Exercise brief -> The entries are to be reproduced verbatim, with all pictures omitted.

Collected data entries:
■ ■ ■ ■ ■ ■ ■
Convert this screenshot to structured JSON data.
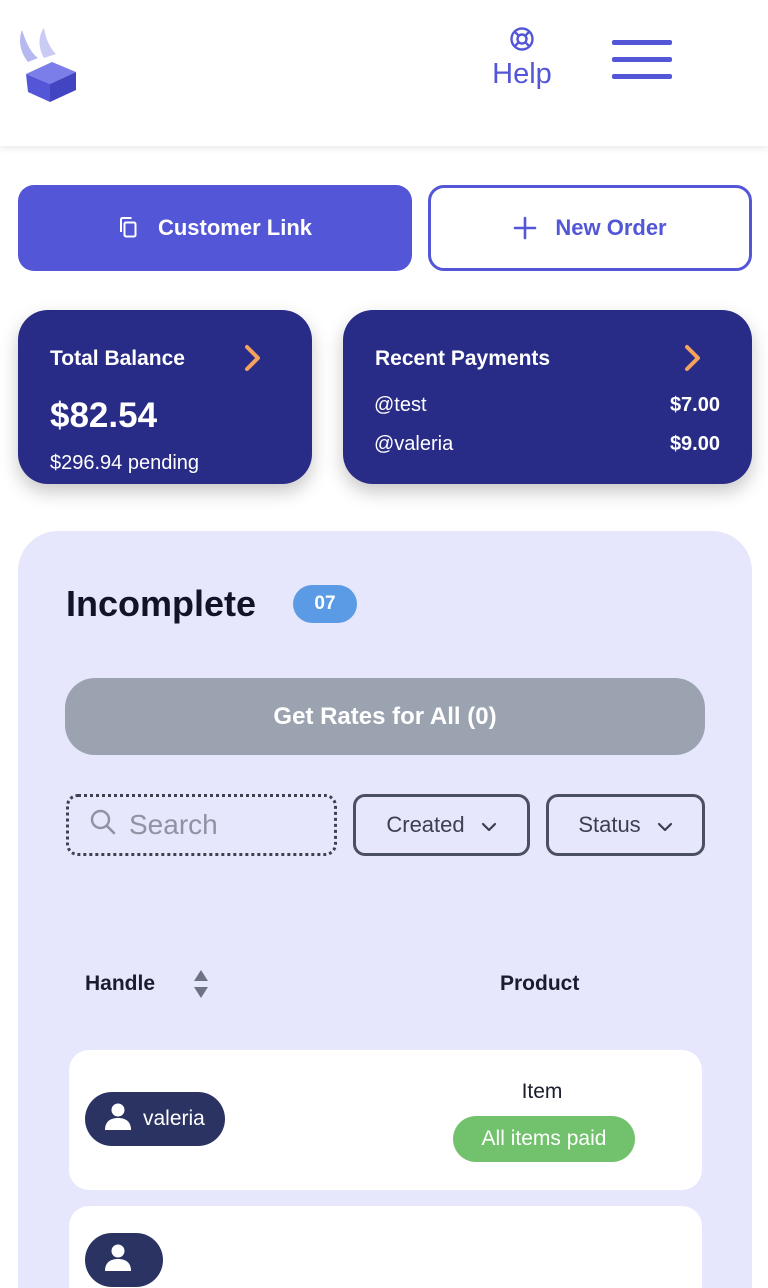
{
  "header": {
    "help_label": "Help"
  },
  "actions": {
    "customer_link_label": "Customer Link",
    "new_order_label": "New Order"
  },
  "balance_card": {
    "title": "Total Balance",
    "amount": "$82.54",
    "pending": "$296.94 pending"
  },
  "payments_card": {
    "title": "Recent Payments",
    "items": [
      {
        "handle": "@test",
        "amount": "$7.00"
      },
      {
        "handle": "@valeria",
        "amount": "$9.00"
      }
    ]
  },
  "incomplete": {
    "title": "Incomplete",
    "count": "07",
    "rates_button_label": "Get Rates for All (0)",
    "search_placeholder": "Search",
    "filters": {
      "created_label": "Created",
      "status_label": "Status"
    },
    "columns": {
      "handle": "Handle",
      "product": "Product"
    },
    "rows": [
      {
        "handle": "valeria",
        "product": "Item",
        "status": "All items paid"
      },
      {
        "handle": "",
        "product": "",
        "status": ""
      }
    ]
  },
  "colors": {
    "accent": "#5356d6",
    "card_bg": "#292c87",
    "panel_bg": "#e6e6fc",
    "badge_blue": "#5b9be6",
    "paid_green": "#72c16c",
    "arrow_orange": "#f5a25d"
  },
  "icons": {
    "logo": "winged-box-logo",
    "help": "lifebuoy-icon",
    "menu": "hamburger-menu-icon",
    "copy": "copy-icon",
    "plus": "plus-icon",
    "chevron_right": "chevron-right-icon",
    "search": "search-icon",
    "chevron_down": "chevron-down-icon",
    "sort": "sort-icon",
    "user": "user-icon"
  }
}
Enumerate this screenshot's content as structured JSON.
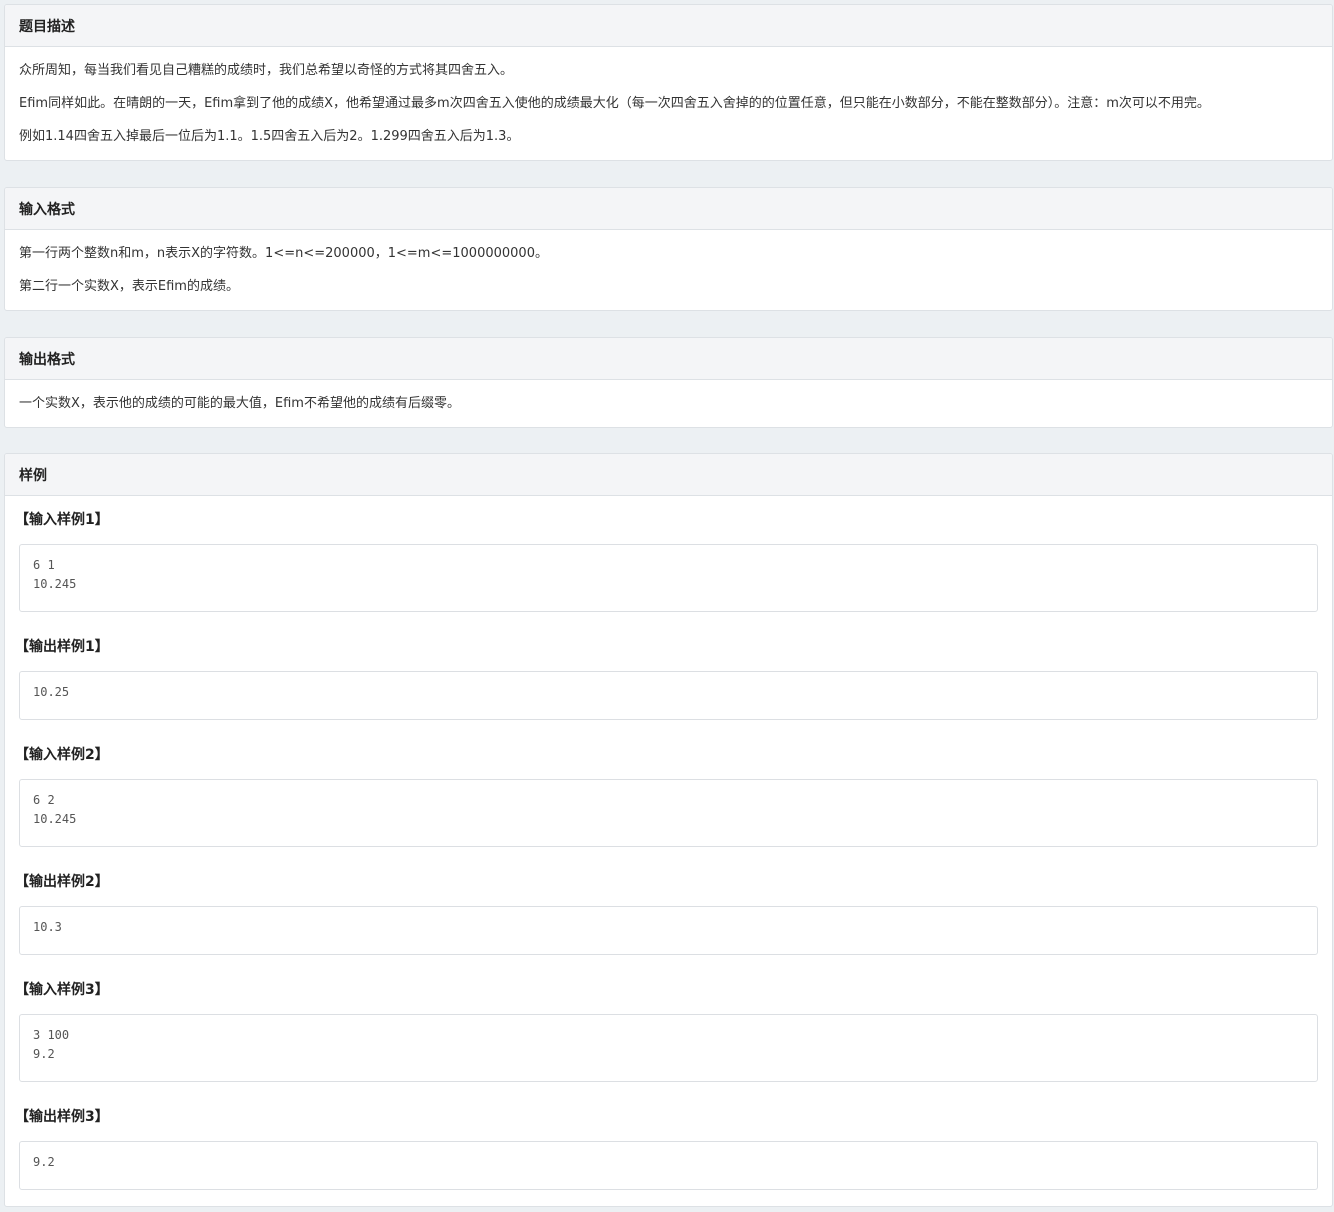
{
  "description": {
    "title": "题目描述",
    "paragraphs": [
      "众所周知，每当我们看见自己糟糕的成绩时，我们总希望以奇怪的方式将其四舍五入。",
      "Efim同样如此。在晴朗的一天，Efim拿到了他的成绩X，他希望通过最多m次四舍五入使他的成绩最大化（每一次四舍五入舍掉的的位置任意，但只能在小数部分，不能在整数部分）。注意：m次可以不用完。",
      "例如1.14四舍五入掉最后一位后为1.1。1.5四舍五入后为2。1.299四舍五入后为1.3。"
    ]
  },
  "input_format": {
    "title": "输入格式",
    "paragraphs": [
      "第一行两个整数n和m，n表示X的字符数。1<=n<=200000，1<=m<=1000000000。",
      "第二行一个实数X，表示Efim的成绩。"
    ]
  },
  "output_format": {
    "title": "输出格式",
    "paragraphs": [
      "一个实数X，表示他的成绩的可能的最大值，Efim不希望他的成绩有后缀零。"
    ]
  },
  "samples": {
    "title": "样例",
    "items": [
      {
        "label": "【输入样例1】",
        "content": "6 1\n10.245"
      },
      {
        "label": "【输出样例1】",
        "content": "10.25"
      },
      {
        "label": "【输入样例2】",
        "content": "6 2\n10.245"
      },
      {
        "label": "【输出样例2】",
        "content": "10.3"
      },
      {
        "label": "【输入样例3】",
        "content": "3 100\n9.2"
      },
      {
        "label": "【输出样例3】",
        "content": "9.2"
      }
    ]
  }
}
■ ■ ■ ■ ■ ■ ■
Problem solution ->
Convert this screenshot to structured JSON data.
{
  "header": {
    "help_label": "Help"
  },
  "actions": {
    "customer_link_label": "Customer Link",
    "new_order_label": "New Order"
  },
  "balance_card": {
    "title": "Total Balance",
    "amount": "$82.54",
    "pending": "$296.94 pending"
  },
  "payments_card": {
    "title": "Recent Payments",
    "items": [
      {
        "handle": "@test",
        "amount": "$7.00"
      },
      {
        "handle": "@valeria",
        "amount": "$9.00"
      }
    ]
  },
  "incomplete": {
    "title": "Incomplete",
    "count": "07",
    "rates_button_label": "Get Rates for All (0)",
    "search_placeholder": "Search",
    "filters": {
      "created_label": "Created",
      "status_label": "Status"
    },
    "columns": {
      "handle": "Handle",
      "product": "Product"
    },
    "rows": [
      {
        "handle": "valeria",
        "product": "Item",
        "status": "All items paid"
      },
      {
        "handle": "",
        "product": "",
        "status": ""
      }
    ]
  },
  "colors": {
    "accent": "#5356d6",
    "card_bg": "#292c87",
    "panel_bg": "#e6e6fc",
    "badge_blue": "#5b9be6",
    "paid_green": "#72c16c",
    "arrow_orange": "#f5a25d"
  },
  "icons": {
    "logo": "winged-box-logo",
    "help": "lifebuoy-icon",
    "menu": "hamburger-menu-icon",
    "copy": "copy-icon",
    "plus": "plus-icon",
    "chevron_right": "chevron-right-icon",
    "search": "search-icon",
    "chevron_down": "chevron-down-icon",
    "sort": "sort-icon",
    "user": "user-icon"
  }
}
Enumerate this screenshot's content as structured JSON.
{
  "description": {
    "title": "题目描述",
    "paragraphs": [
      "众所周知，每当我们看见自己糟糕的成绩时，我们总希望以奇怪的方式将其四舍五入。",
      "Efim同样如此。在晴朗的一天，Efim拿到了他的成绩X，他希望通过最多m次四舍五入使他的成绩最大化（每一次四舍五入舍掉的的位置任意，但只能在小数部分，不能在整数部分）。注意：m次可以不用完。",
      "例如1.14四舍五入掉最后一位后为1.1。1.5四舍五入后为2。1.299四舍五入后为1.3。"
    ]
  },
  "input_format": {
    "title": "输入格式",
    "paragraphs": [
      "第一行两个整数n和m，n表示X的字符数。1<=n<=200000，1<=m<=1000000000。",
      "第二行一个实数X，表示Efim的成绩。"
    ]
  },
  "output_format": {
    "title": "输出格式",
    "paragraphs": [
      "一个实数X，表示他的成绩的可能的最大值，Efim不希望他的成绩有后缀零。"
    ]
  },
  "samples": {
    "title": "样例",
    "items": [
      {
        "label": "【输入样例1】",
        "content": "6 1\n10.245"
      },
      {
        "label": "【输出样例1】",
        "content": "10.25"
      },
      {
        "label": "【输入样例2】",
        "content": "6 2\n10.245"
      },
      {
        "label": "【输出样例2】",
        "content": "10.3"
      },
      {
        "label": "【输入样例3】",
        "content": "3 100\n9.2"
      },
      {
        "label": "【输出样例3】",
        "content": "9.2"
      }
    ]
  }
}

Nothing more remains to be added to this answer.